Data for processing »
• • • •

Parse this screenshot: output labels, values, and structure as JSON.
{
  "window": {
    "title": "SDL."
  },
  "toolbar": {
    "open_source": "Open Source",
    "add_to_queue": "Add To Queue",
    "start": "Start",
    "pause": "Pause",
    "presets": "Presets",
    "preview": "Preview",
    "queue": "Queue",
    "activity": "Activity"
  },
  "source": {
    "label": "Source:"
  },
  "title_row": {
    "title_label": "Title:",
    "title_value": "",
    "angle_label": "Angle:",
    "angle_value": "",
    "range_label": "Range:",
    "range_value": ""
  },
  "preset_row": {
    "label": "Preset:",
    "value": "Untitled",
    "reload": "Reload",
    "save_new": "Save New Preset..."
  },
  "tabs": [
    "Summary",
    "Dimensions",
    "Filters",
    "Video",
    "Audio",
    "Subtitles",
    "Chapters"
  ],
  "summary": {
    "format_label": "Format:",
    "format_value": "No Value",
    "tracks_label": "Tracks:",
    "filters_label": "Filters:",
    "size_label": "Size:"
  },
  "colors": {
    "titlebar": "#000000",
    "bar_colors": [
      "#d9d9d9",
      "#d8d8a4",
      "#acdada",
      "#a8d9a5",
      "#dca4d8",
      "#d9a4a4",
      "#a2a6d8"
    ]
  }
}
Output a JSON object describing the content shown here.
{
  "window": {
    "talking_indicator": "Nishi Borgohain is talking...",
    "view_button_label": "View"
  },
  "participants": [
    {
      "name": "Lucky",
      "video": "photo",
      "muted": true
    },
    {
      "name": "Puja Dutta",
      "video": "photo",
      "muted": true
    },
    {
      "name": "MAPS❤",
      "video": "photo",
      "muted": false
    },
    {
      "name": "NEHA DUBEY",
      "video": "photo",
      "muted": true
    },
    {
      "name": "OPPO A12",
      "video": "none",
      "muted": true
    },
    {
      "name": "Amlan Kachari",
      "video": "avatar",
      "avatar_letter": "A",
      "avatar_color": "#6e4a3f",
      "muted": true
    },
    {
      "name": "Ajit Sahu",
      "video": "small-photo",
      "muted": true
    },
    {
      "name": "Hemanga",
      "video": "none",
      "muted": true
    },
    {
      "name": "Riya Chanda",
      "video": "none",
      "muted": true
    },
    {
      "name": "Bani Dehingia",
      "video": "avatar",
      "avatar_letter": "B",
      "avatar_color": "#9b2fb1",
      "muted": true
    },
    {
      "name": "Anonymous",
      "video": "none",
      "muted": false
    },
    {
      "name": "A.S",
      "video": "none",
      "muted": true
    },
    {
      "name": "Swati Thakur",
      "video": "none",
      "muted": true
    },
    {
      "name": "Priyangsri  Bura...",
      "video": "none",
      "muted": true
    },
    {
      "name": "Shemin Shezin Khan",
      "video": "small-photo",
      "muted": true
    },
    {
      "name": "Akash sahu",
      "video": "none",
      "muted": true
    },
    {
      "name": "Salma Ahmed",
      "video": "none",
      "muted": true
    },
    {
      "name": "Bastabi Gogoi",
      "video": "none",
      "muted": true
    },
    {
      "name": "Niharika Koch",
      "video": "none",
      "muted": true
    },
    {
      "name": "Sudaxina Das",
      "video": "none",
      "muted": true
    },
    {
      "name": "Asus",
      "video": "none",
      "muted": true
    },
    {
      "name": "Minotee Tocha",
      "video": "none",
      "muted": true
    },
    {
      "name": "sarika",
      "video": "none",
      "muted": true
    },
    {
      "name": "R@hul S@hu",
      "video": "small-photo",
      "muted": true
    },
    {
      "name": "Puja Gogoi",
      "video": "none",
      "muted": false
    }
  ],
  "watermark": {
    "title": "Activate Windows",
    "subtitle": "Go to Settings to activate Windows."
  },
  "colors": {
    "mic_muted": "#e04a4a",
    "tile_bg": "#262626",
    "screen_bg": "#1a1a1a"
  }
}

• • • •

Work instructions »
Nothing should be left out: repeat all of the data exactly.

Exercise response »
Parse this screenshot: output labels, values, and structure as JSON.
{
  "window": {
    "title": "SDL."
  },
  "toolbar": {
    "open_source": "Open Source",
    "add_to_queue": "Add To Queue",
    "start": "Start",
    "pause": "Pause",
    "presets": "Presets",
    "preview": "Preview",
    "queue": "Queue",
    "activity": "Activity"
  },
  "source": {
    "label": "Source:"
  },
  "title_row": {
    "title_label": "Title:",
    "title_value": "",
    "angle_label": "Angle:",
    "angle_value": "",
    "range_label": "Range:",
    "range_value": ""
  },
  "preset_row": {
    "label": "Preset:",
    "value": "Untitled",
    "reload": "Reload",
    "save_new": "Save New Preset..."
  },
  "tabs": [
    "Summary",
    "Dimensions",
    "Filters",
    "Video",
    "Audio",
    "Subtitles",
    "Chapters"
  ],
  "summary": {
    "format_label": "Format:",
    "format_value": "No Value",
    "tracks_label": "Tracks:",
    "filters_label": "Filters:",
    "size_label": "Size:"
  },
  "colors": {
    "titlebar": "#000000",
    "bar_colors": [
      "#d9d9d9",
      "#d8d8a4",
      "#acdada",
      "#a8d9a5",
      "#dca4d8",
      "#d9a4a4",
      "#a2a6d8"
    ]
  }
}
Output a JSON object describing the content shown here.
{
  "window": {
    "talking_indicator": "Nishi Borgohain is talking...",
    "view_button_label": "View"
  },
  "participants": [
    {
      "name": "Lucky",
      "video": "photo",
      "muted": true
    },
    {
      "name": "Puja Dutta",
      "video": "photo",
      "muted": true
    },
    {
      "name": "MAPS❤",
      "video": "photo",
      "muted": false
    },
    {
      "name": "NEHA DUBEY",
      "video": "photo",
      "muted": true
    },
    {
      "name": "OPPO A12",
      "video": "none",
      "muted": true
    },
    {
      "name": "Amlan Kachari",
      "video": "avatar",
      "avatar_letter": "A",
      "avatar_color": "#6e4a3f",
      "muted": true
    },
    {
      "name": "Ajit Sahu",
      "video": "small-photo",
      "muted": true
    },
    {
      "name": "Hemanga",
      "video": "none",
      "muted": true
    },
    {
      "name": "Riya Chanda",
      "video": "none",
      "muted": true
    },
    {
      "name": "Bani Dehingia",
      "video": "avatar",
      "avatar_letter": "B",
      "avatar_color": "#9b2fb1",
      "muted": true
    },
    {
      "name": "Anonymous",
      "video": "none",
      "muted": false
    },
    {
      "name": "A.S",
      "video": "none",
      "muted": true
    },
    {
      "name": "Swati Thakur",
      "video": "none",
      "muted": true
    },
    {
      "name": "Priyangsri  Bura...",
      "video": "none",
      "muted": true
    },
    {
      "name": "Shemin Shezin Khan",
      "video": "small-photo",
      "muted": true
    },
    {
      "name": "Akash sahu",
      "video": "none",
      "muted": true
    },
    {
      "name": "Salma Ahmed",
      "video": "none",
      "muted": true
    },
    {
      "name": "Bastabi Gogoi",
      "video": "none",
      "muted": true
    },
    {
      "name": "Niharika Koch",
      "video": "none",
      "muted": true
    },
    {
      "name": "Sudaxina Das",
      "video": "none",
      "muted": true
    },
    {
      "name": "Asus",
      "video": "none",
      "muted": true
    },
    {
      "name": "Minotee Tocha",
      "video": "none",
      "muted": true
    },
    {
      "name": "sarika",
      "video": "none",
      "muted": true
    },
    {
      "name": "R@hul S@hu",
      "video": "small-photo",
      "muted": true
    },
    {
      "name": "Puja Gogoi",
      "video": "none",
      "muted": false
    }
  ],
  "watermark": {
    "title": "Activate Windows",
    "subtitle": "Go to Settings to activate Windows."
  },
  "colors": {
    "mic_muted": "#e04a4a",
    "tile_bg": "#262626",
    "screen_bg": "#1a1a1a"
  }
}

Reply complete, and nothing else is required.